She told a summit of regional leaders that failure to contain Ebola could be “catastrophic” in terms of lives lost.
But she said the virus, which has claimed 729 lives in four West African countries since February, could be stopped if well managed.
Ebola kills up to 90% of those infected.
It spreads by contact with infected blood, bodily fluids, organs – or contaminated environments.

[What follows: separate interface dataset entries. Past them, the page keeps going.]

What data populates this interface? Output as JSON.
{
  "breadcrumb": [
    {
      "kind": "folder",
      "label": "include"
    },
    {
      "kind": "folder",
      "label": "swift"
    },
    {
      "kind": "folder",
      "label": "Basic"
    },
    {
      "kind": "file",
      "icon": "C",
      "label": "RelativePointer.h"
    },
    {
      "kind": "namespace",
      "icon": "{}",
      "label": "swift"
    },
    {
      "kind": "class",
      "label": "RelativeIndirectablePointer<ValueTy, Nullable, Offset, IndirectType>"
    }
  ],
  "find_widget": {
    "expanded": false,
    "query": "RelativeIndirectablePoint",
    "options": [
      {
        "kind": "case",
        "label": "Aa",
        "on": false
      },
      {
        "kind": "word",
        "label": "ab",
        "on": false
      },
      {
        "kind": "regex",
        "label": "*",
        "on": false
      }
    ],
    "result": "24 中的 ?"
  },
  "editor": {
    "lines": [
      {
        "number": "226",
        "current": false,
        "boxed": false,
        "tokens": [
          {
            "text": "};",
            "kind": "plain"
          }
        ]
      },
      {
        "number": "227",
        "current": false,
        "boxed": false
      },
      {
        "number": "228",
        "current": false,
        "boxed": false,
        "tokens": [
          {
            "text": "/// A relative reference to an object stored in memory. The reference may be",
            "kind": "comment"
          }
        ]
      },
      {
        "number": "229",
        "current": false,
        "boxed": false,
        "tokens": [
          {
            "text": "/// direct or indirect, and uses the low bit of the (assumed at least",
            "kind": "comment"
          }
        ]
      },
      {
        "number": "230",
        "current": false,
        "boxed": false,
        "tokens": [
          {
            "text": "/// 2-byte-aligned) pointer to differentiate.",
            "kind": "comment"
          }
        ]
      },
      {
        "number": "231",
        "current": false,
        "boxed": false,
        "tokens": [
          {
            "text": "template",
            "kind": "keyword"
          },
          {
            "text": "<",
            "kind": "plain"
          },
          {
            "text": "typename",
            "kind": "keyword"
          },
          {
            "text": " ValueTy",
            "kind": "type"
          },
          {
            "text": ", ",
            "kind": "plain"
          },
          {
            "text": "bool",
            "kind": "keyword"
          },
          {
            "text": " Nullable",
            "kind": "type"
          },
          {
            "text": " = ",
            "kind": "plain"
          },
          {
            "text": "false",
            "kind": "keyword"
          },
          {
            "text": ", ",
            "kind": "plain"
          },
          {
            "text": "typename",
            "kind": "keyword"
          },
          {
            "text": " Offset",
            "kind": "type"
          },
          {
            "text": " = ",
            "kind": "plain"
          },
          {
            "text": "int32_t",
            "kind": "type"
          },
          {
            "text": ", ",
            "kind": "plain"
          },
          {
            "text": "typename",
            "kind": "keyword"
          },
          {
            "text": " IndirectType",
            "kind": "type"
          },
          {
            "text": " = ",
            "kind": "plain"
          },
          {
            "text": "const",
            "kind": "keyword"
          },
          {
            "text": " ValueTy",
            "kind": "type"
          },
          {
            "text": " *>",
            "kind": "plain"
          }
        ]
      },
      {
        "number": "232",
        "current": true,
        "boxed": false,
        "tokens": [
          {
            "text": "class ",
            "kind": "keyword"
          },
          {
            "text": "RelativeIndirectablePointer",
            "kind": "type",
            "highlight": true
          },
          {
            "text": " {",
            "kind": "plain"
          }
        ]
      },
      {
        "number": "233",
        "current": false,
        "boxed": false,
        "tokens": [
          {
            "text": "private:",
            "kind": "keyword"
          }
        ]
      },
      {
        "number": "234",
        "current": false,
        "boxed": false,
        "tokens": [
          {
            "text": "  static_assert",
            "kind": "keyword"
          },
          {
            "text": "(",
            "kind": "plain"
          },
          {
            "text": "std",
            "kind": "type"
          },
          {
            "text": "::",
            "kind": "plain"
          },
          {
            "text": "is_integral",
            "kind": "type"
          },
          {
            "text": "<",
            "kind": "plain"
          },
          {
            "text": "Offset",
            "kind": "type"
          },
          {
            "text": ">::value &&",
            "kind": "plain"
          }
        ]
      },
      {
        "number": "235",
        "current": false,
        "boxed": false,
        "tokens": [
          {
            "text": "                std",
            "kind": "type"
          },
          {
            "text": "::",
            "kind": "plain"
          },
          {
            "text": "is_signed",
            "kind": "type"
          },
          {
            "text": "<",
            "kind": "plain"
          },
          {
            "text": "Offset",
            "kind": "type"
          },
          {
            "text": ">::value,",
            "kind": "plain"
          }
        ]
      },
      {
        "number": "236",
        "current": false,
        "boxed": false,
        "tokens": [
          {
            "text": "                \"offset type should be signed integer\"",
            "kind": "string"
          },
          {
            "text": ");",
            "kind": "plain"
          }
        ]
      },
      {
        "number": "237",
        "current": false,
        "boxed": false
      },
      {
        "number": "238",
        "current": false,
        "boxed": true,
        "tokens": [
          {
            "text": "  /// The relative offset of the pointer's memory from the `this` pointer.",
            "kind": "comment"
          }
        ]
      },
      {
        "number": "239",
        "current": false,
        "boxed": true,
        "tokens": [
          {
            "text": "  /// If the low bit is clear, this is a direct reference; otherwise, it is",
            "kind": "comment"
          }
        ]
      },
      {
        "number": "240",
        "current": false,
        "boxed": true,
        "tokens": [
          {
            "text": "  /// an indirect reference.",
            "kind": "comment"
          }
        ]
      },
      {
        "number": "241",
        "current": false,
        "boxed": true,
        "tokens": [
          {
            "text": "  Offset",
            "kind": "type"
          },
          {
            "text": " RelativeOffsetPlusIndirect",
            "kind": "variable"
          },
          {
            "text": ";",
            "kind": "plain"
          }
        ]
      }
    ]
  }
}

Patients have a better chance of survival if they receive early treatment.
Initial flu-like symptoms can lead to external haemorrhaging from areas like eyes and gums, and internal bleeding which can lead to organ failure.
Dr Chan was meeting the leaders of the worst-affected countries – Guinea, Liberia and Sierra Leone – to launch a new $100m (£59m; 75m euro) Ebola response plan.
The plan includes funding the deployment of hundreds more health care workers to affected countries.
Meanwhile, up to 30 Commonwealth Games athletes from Sierra Leone are considering extending their stay in Glasgow amid fears over the Ebola virus.
The BBC has also learned a second Sierra Leone athlete, Samuel Morris, has been tested for Ebola and cleared by doctors in Glasgow.
Cyclist Moses Sesay has also tested negative for the virus.
Sierra Leone, where more than 200 people have died from the disease, has declared a public health emergency.
The outbreak – the world’s deadliest to date – was first reported in Guinea in February.
It then spread to Liberia and Sierra Leone, and a person who travelled from Liberia to Nigeria died of the virus shortly after arriving in Lagos last week.
Ebola kills up to 90% of those infected but patients have a better chance of survival if they receive early treatment.